Could you restate the entries word for word, without the images?
Records for processing START
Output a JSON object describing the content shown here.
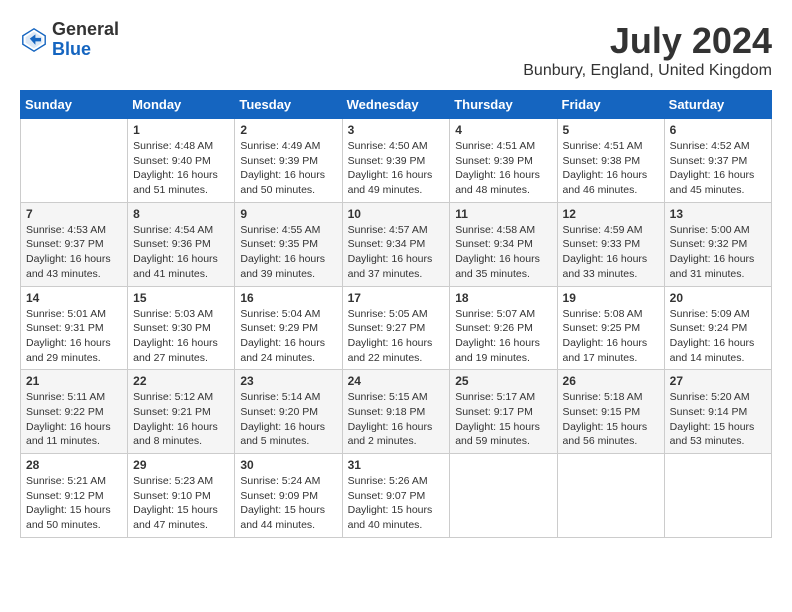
{
  "header": {
    "logo_general": "General",
    "logo_blue": "Blue",
    "month_title": "July 2024",
    "location": "Bunbury, England, United Kingdom"
  },
  "weekdays": [
    "Sunday",
    "Monday",
    "Tuesday",
    "Wednesday",
    "Thursday",
    "Friday",
    "Saturday"
  ],
  "weeks": [
    [
      {
        "day": "",
        "content": ""
      },
      {
        "day": "1",
        "content": "Sunrise: 4:48 AM\nSunset: 9:40 PM\nDaylight: 16 hours\nand 51 minutes."
      },
      {
        "day": "2",
        "content": "Sunrise: 4:49 AM\nSunset: 9:39 PM\nDaylight: 16 hours\nand 50 minutes."
      },
      {
        "day": "3",
        "content": "Sunrise: 4:50 AM\nSunset: 9:39 PM\nDaylight: 16 hours\nand 49 minutes."
      },
      {
        "day": "4",
        "content": "Sunrise: 4:51 AM\nSunset: 9:39 PM\nDaylight: 16 hours\nand 48 minutes."
      },
      {
        "day": "5",
        "content": "Sunrise: 4:51 AM\nSunset: 9:38 PM\nDaylight: 16 hours\nand 46 minutes."
      },
      {
        "day": "6",
        "content": "Sunrise: 4:52 AM\nSunset: 9:37 PM\nDaylight: 16 hours\nand 45 minutes."
      }
    ],
    [
      {
        "day": "7",
        "content": "Sunrise: 4:53 AM\nSunset: 9:37 PM\nDaylight: 16 hours\nand 43 minutes."
      },
      {
        "day": "8",
        "content": "Sunrise: 4:54 AM\nSunset: 9:36 PM\nDaylight: 16 hours\nand 41 minutes."
      },
      {
        "day": "9",
        "content": "Sunrise: 4:55 AM\nSunset: 9:35 PM\nDaylight: 16 hours\nand 39 minutes."
      },
      {
        "day": "10",
        "content": "Sunrise: 4:57 AM\nSunset: 9:34 PM\nDaylight: 16 hours\nand 37 minutes."
      },
      {
        "day": "11",
        "content": "Sunrise: 4:58 AM\nSunset: 9:34 PM\nDaylight: 16 hours\nand 35 minutes."
      },
      {
        "day": "12",
        "content": "Sunrise: 4:59 AM\nSunset: 9:33 PM\nDaylight: 16 hours\nand 33 minutes."
      },
      {
        "day": "13",
        "content": "Sunrise: 5:00 AM\nSunset: 9:32 PM\nDaylight: 16 hours\nand 31 minutes."
      }
    ],
    [
      {
        "day": "14",
        "content": "Sunrise: 5:01 AM\nSunset: 9:31 PM\nDaylight: 16 hours\nand 29 minutes."
      },
      {
        "day": "15",
        "content": "Sunrise: 5:03 AM\nSunset: 9:30 PM\nDaylight: 16 hours\nand 27 minutes."
      },
      {
        "day": "16",
        "content": "Sunrise: 5:04 AM\nSunset: 9:29 PM\nDaylight: 16 hours\nand 24 minutes."
      },
      {
        "day": "17",
        "content": "Sunrise: 5:05 AM\nSunset: 9:27 PM\nDaylight: 16 hours\nand 22 minutes."
      },
      {
        "day": "18",
        "content": "Sunrise: 5:07 AM\nSunset: 9:26 PM\nDaylight: 16 hours\nand 19 minutes."
      },
      {
        "day": "19",
        "content": "Sunrise: 5:08 AM\nSunset: 9:25 PM\nDaylight: 16 hours\nand 17 minutes."
      },
      {
        "day": "20",
        "content": "Sunrise: 5:09 AM\nSunset: 9:24 PM\nDaylight: 16 hours\nand 14 minutes."
      }
    ],
    [
      {
        "day": "21",
        "content": "Sunrise: 5:11 AM\nSunset: 9:22 PM\nDaylight: 16 hours\nand 11 minutes."
      },
      {
        "day": "22",
        "content": "Sunrise: 5:12 AM\nSunset: 9:21 PM\nDaylight: 16 hours\nand 8 minutes."
      },
      {
        "day": "23",
        "content": "Sunrise: 5:14 AM\nSunset: 9:20 PM\nDaylight: 16 hours\nand 5 minutes."
      },
      {
        "day": "24",
        "content": "Sunrise: 5:15 AM\nSunset: 9:18 PM\nDaylight: 16 hours\nand 2 minutes."
      },
      {
        "day": "25",
        "content": "Sunrise: 5:17 AM\nSunset: 9:17 PM\nDaylight: 15 hours\nand 59 minutes."
      },
      {
        "day": "26",
        "content": "Sunrise: 5:18 AM\nSunset: 9:15 PM\nDaylight: 15 hours\nand 56 minutes."
      },
      {
        "day": "27",
        "content": "Sunrise: 5:20 AM\nSunset: 9:14 PM\nDaylight: 15 hours\nand 53 minutes."
      }
    ],
    [
      {
        "day": "28",
        "content": "Sunrise: 5:21 AM\nSunset: 9:12 PM\nDaylight: 15 hours\nand 50 minutes."
      },
      {
        "day": "29",
        "content": "Sunrise: 5:23 AM\nSunset: 9:10 PM\nDaylight: 15 hours\nand 47 minutes."
      },
      {
        "day": "30",
        "content": "Sunrise: 5:24 AM\nSunset: 9:09 PM\nDaylight: 15 hours\nand 44 minutes."
      },
      {
        "day": "31",
        "content": "Sunrise: 5:26 AM\nSunset: 9:07 PM\nDaylight: 15 hours\nand 40 minutes."
      },
      {
        "day": "",
        "content": ""
      },
      {
        "day": "",
        "content": ""
      },
      {
        "day": "",
        "content": ""
      }
    ]
  ]
}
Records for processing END
The answer
Output a JSON object describing the content shown here.
{
  "header": {
    "logo_general": "General",
    "logo_blue": "Blue",
    "month_title": "July 2024",
    "location": "Bunbury, England, United Kingdom"
  },
  "weekdays": [
    "Sunday",
    "Monday",
    "Tuesday",
    "Wednesday",
    "Thursday",
    "Friday",
    "Saturday"
  ],
  "weeks": [
    [
      {
        "day": "",
        "content": ""
      },
      {
        "day": "1",
        "content": "Sunrise: 4:48 AM\nSunset: 9:40 PM\nDaylight: 16 hours\nand 51 minutes."
      },
      {
        "day": "2",
        "content": "Sunrise: 4:49 AM\nSunset: 9:39 PM\nDaylight: 16 hours\nand 50 minutes."
      },
      {
        "day": "3",
        "content": "Sunrise: 4:50 AM\nSunset: 9:39 PM\nDaylight: 16 hours\nand 49 minutes."
      },
      {
        "day": "4",
        "content": "Sunrise: 4:51 AM\nSunset: 9:39 PM\nDaylight: 16 hours\nand 48 minutes."
      },
      {
        "day": "5",
        "content": "Sunrise: 4:51 AM\nSunset: 9:38 PM\nDaylight: 16 hours\nand 46 minutes."
      },
      {
        "day": "6",
        "content": "Sunrise: 4:52 AM\nSunset: 9:37 PM\nDaylight: 16 hours\nand 45 minutes."
      }
    ],
    [
      {
        "day": "7",
        "content": "Sunrise: 4:53 AM\nSunset: 9:37 PM\nDaylight: 16 hours\nand 43 minutes."
      },
      {
        "day": "8",
        "content": "Sunrise: 4:54 AM\nSunset: 9:36 PM\nDaylight: 16 hours\nand 41 minutes."
      },
      {
        "day": "9",
        "content": "Sunrise: 4:55 AM\nSunset: 9:35 PM\nDaylight: 16 hours\nand 39 minutes."
      },
      {
        "day": "10",
        "content": "Sunrise: 4:57 AM\nSunset: 9:34 PM\nDaylight: 16 hours\nand 37 minutes."
      },
      {
        "day": "11",
        "content": "Sunrise: 4:58 AM\nSunset: 9:34 PM\nDaylight: 16 hours\nand 35 minutes."
      },
      {
        "day": "12",
        "content": "Sunrise: 4:59 AM\nSunset: 9:33 PM\nDaylight: 16 hours\nand 33 minutes."
      },
      {
        "day": "13",
        "content": "Sunrise: 5:00 AM\nSunset: 9:32 PM\nDaylight: 16 hours\nand 31 minutes."
      }
    ],
    [
      {
        "day": "14",
        "content": "Sunrise: 5:01 AM\nSunset: 9:31 PM\nDaylight: 16 hours\nand 29 minutes."
      },
      {
        "day": "15",
        "content": "Sunrise: 5:03 AM\nSunset: 9:30 PM\nDaylight: 16 hours\nand 27 minutes."
      },
      {
        "day": "16",
        "content": "Sunrise: 5:04 AM\nSunset: 9:29 PM\nDaylight: 16 hours\nand 24 minutes."
      },
      {
        "day": "17",
        "content": "Sunrise: 5:05 AM\nSunset: 9:27 PM\nDaylight: 16 hours\nand 22 minutes."
      },
      {
        "day": "18",
        "content": "Sunrise: 5:07 AM\nSunset: 9:26 PM\nDaylight: 16 hours\nand 19 minutes."
      },
      {
        "day": "19",
        "content": "Sunrise: 5:08 AM\nSunset: 9:25 PM\nDaylight: 16 hours\nand 17 minutes."
      },
      {
        "day": "20",
        "content": "Sunrise: 5:09 AM\nSunset: 9:24 PM\nDaylight: 16 hours\nand 14 minutes."
      }
    ],
    [
      {
        "day": "21",
        "content": "Sunrise: 5:11 AM\nSunset: 9:22 PM\nDaylight: 16 hours\nand 11 minutes."
      },
      {
        "day": "22",
        "content": "Sunrise: 5:12 AM\nSunset: 9:21 PM\nDaylight: 16 hours\nand 8 minutes."
      },
      {
        "day": "23",
        "content": "Sunrise: 5:14 AM\nSunset: 9:20 PM\nDaylight: 16 hours\nand 5 minutes."
      },
      {
        "day": "24",
        "content": "Sunrise: 5:15 AM\nSunset: 9:18 PM\nDaylight: 16 hours\nand 2 minutes."
      },
      {
        "day": "25",
        "content": "Sunrise: 5:17 AM\nSunset: 9:17 PM\nDaylight: 15 hours\nand 59 minutes."
      },
      {
        "day": "26",
        "content": "Sunrise: 5:18 AM\nSunset: 9:15 PM\nDaylight: 15 hours\nand 56 minutes."
      },
      {
        "day": "27",
        "content": "Sunrise: 5:20 AM\nSunset: 9:14 PM\nDaylight: 15 hours\nand 53 minutes."
      }
    ],
    [
      {
        "day": "28",
        "content": "Sunrise: 5:21 AM\nSunset: 9:12 PM\nDaylight: 15 hours\nand 50 minutes."
      },
      {
        "day": "29",
        "content": "Sunrise: 5:23 AM\nSunset: 9:10 PM\nDaylight: 15 hours\nand 47 minutes."
      },
      {
        "day": "30",
        "content": "Sunrise: 5:24 AM\nSunset: 9:09 PM\nDaylight: 15 hours\nand 44 minutes."
      },
      {
        "day": "31",
        "content": "Sunrise: 5:26 AM\nSunset: 9:07 PM\nDaylight: 15 hours\nand 40 minutes."
      },
      {
        "day": "",
        "content": ""
      },
      {
        "day": "",
        "content": ""
      },
      {
        "day": "",
        "content": ""
      }
    ]
  ]
}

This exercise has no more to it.